─── INPUT DATA

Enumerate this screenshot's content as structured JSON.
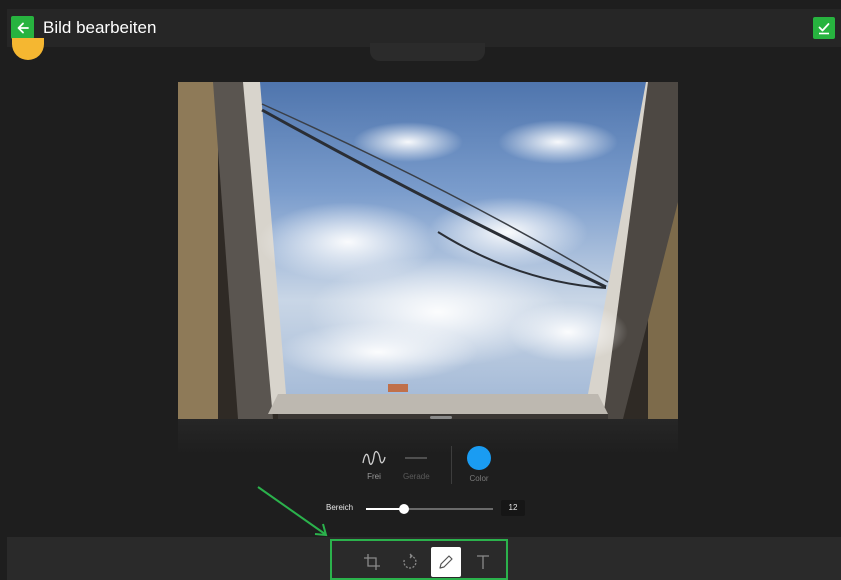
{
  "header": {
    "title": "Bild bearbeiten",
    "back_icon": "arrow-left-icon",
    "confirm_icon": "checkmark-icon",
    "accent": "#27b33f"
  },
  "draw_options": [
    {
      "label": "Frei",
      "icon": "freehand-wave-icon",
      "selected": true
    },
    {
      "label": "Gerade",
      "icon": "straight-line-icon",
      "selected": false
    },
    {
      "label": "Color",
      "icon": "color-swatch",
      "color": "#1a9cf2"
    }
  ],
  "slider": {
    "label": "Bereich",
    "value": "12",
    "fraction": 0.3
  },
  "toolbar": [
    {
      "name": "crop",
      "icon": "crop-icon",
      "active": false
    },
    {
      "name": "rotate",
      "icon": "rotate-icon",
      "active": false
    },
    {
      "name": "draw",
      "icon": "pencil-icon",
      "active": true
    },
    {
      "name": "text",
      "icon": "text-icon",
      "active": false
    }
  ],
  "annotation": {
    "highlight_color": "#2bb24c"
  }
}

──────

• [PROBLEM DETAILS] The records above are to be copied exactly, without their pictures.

• [TASK OUTPUT]
Enumerate this screenshot's content as structured JSON.
{
  "header": {
    "title": "Bild bearbeiten",
    "back_icon": "arrow-left-icon",
    "confirm_icon": "checkmark-icon",
    "accent": "#27b33f"
  },
  "draw_options": [
    {
      "label": "Frei",
      "icon": "freehand-wave-icon",
      "selected": true
    },
    {
      "label": "Gerade",
      "icon": "straight-line-icon",
      "selected": false
    },
    {
      "label": "Color",
      "icon": "color-swatch",
      "color": "#1a9cf2"
    }
  ],
  "slider": {
    "label": "Bereich",
    "value": "12",
    "fraction": 0.3
  },
  "toolbar": [
    {
      "name": "crop",
      "icon": "crop-icon",
      "active": false
    },
    {
      "name": "rotate",
      "icon": "rotate-icon",
      "active": false
    },
    {
      "name": "draw",
      "icon": "pencil-icon",
      "active": true
    },
    {
      "name": "text",
      "icon": "text-icon",
      "active": false
    }
  ],
  "annotation": {
    "highlight_color": "#2bb24c"
  }
}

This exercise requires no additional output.